▶ Goal of the exercise
Go through the entries, filter for the word "data", and copy every line that has it.

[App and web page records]
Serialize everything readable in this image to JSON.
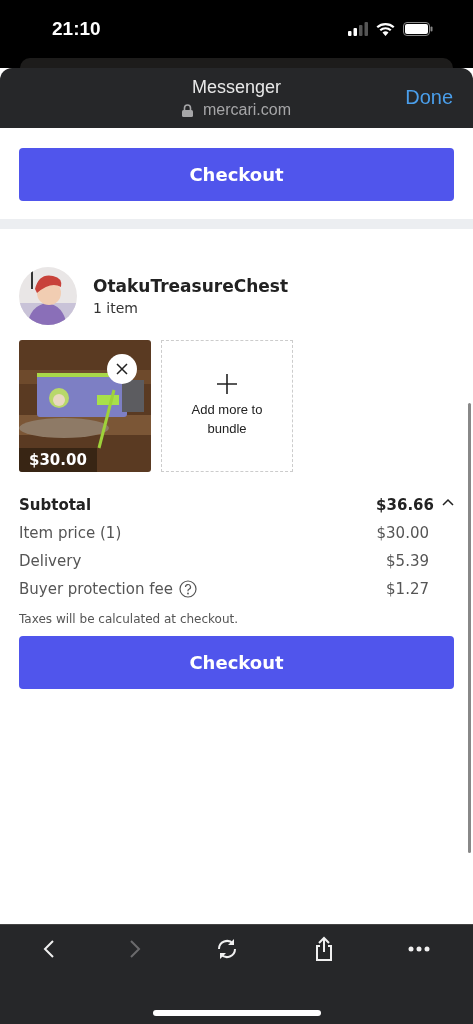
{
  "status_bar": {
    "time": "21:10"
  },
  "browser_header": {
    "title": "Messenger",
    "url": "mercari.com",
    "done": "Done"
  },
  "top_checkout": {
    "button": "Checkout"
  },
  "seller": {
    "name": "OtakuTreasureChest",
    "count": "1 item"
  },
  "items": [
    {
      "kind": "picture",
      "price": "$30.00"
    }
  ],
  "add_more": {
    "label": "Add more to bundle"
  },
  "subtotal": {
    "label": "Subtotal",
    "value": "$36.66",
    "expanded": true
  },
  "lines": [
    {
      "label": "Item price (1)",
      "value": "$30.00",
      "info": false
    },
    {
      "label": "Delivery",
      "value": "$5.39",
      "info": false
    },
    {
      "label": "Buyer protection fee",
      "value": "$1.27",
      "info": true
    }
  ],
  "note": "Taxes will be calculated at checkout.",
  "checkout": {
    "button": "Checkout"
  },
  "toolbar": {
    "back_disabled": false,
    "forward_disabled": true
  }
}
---
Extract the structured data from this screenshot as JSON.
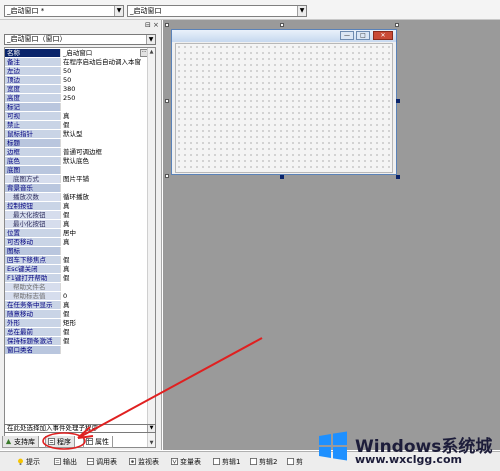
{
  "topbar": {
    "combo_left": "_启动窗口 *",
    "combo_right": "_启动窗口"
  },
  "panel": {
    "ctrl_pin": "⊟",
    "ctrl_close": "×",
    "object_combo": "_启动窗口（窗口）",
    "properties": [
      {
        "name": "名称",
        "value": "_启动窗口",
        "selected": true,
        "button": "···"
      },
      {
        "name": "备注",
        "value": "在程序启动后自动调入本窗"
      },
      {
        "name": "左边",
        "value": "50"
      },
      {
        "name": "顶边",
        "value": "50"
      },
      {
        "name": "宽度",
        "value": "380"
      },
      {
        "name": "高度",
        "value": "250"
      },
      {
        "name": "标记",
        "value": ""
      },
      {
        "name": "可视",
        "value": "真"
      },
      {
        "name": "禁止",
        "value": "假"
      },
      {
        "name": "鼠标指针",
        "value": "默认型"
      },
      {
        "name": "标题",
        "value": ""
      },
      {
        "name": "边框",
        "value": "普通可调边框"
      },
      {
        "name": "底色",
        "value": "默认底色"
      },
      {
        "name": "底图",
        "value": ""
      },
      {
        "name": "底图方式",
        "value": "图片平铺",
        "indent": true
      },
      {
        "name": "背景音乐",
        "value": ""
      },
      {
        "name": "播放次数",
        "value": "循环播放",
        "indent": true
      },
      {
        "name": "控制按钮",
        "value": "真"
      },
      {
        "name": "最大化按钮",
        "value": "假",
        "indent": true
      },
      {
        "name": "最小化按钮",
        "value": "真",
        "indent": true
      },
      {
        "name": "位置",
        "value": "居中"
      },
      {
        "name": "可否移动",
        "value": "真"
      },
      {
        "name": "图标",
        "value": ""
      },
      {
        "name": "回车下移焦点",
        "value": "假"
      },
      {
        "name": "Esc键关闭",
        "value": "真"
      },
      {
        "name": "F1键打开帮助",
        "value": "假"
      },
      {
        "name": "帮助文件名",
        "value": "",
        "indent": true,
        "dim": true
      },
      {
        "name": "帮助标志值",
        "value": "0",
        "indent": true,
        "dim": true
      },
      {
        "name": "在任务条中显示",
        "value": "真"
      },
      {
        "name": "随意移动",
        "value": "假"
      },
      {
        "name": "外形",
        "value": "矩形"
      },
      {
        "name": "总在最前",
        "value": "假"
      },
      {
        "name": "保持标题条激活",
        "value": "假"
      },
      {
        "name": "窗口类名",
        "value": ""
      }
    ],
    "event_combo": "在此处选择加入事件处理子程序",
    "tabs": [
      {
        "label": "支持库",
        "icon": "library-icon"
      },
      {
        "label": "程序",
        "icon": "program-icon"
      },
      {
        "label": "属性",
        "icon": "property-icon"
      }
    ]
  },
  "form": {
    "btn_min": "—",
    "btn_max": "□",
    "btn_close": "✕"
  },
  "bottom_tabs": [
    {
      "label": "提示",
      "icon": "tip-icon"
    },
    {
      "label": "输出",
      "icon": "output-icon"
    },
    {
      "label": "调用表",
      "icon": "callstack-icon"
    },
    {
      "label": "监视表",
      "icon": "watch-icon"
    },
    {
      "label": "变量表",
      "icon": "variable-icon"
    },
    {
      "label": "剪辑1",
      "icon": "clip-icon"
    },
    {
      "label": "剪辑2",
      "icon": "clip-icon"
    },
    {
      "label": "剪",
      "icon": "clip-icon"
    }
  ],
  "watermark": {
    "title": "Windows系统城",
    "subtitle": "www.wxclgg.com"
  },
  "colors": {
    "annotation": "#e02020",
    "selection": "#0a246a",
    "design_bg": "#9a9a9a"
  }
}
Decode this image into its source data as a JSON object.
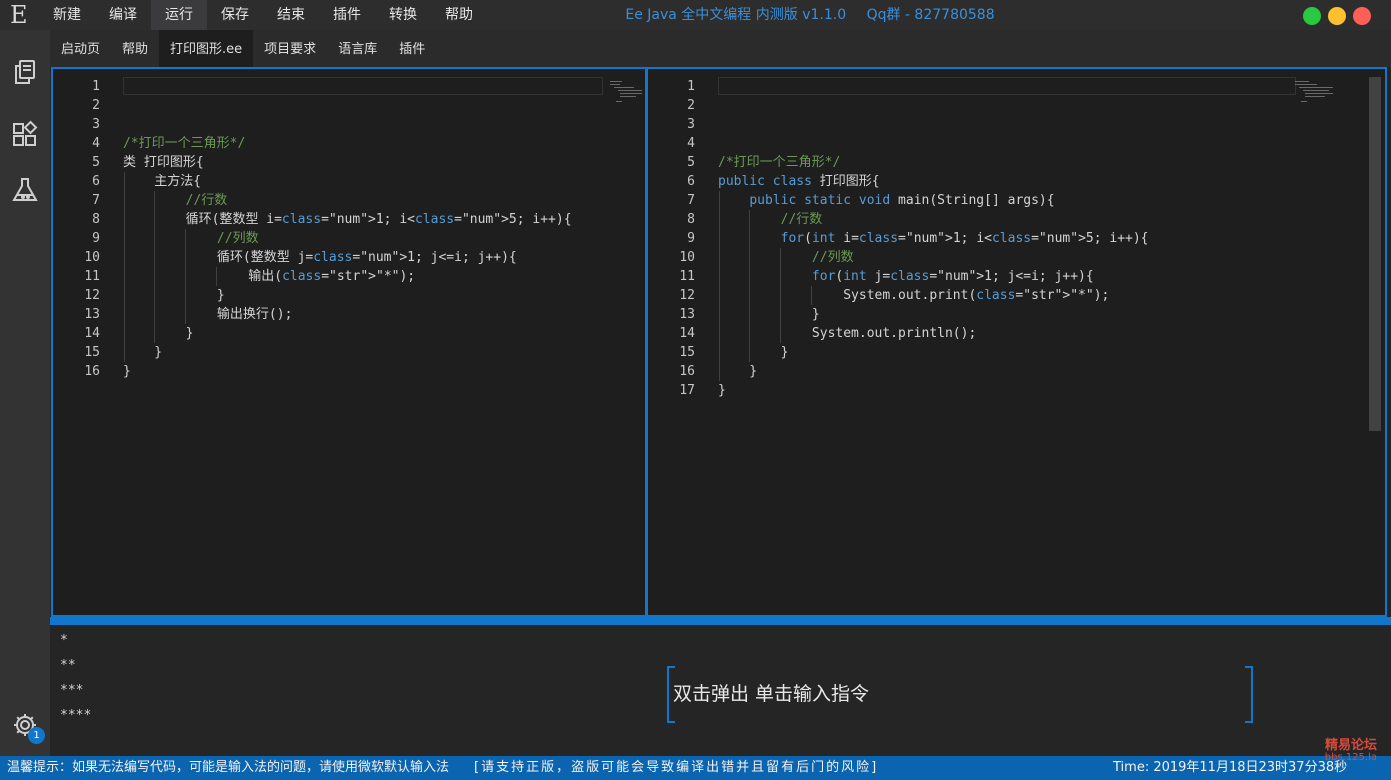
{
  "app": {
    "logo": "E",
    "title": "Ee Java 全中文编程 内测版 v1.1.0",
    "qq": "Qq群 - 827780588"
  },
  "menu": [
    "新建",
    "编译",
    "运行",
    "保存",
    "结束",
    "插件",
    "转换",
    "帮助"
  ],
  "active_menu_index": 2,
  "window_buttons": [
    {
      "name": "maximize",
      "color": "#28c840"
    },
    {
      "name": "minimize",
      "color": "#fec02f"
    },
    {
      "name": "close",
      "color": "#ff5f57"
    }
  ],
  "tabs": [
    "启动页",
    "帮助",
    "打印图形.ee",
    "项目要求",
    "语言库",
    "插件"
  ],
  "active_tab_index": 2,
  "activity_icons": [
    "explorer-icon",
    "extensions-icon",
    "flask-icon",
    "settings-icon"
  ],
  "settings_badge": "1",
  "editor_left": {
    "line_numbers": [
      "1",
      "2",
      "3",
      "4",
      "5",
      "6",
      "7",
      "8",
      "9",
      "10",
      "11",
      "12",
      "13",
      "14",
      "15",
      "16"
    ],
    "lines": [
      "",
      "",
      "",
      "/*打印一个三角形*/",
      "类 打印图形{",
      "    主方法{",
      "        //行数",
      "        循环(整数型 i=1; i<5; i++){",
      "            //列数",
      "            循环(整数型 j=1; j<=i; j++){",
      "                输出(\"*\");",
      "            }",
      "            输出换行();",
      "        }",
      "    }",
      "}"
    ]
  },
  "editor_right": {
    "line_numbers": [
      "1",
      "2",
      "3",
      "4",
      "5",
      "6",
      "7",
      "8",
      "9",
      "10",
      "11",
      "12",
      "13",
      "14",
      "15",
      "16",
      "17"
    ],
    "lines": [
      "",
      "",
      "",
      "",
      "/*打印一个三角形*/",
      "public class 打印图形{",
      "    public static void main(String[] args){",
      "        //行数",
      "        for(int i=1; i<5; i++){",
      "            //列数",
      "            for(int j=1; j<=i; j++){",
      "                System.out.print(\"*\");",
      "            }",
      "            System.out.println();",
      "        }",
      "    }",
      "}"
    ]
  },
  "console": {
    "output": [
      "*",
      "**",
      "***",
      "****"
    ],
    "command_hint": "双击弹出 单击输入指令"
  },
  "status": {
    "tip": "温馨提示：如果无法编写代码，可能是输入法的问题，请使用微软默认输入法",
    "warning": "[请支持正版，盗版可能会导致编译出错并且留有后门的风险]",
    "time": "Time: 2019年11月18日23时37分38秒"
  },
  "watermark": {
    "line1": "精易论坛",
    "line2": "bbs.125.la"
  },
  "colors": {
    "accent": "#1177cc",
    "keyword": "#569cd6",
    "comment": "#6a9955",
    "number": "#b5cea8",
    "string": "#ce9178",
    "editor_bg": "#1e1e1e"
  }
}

▶ Solution
Extract the structured data from this screenshot as JSON.
Decode this image into its source data as a JSON object.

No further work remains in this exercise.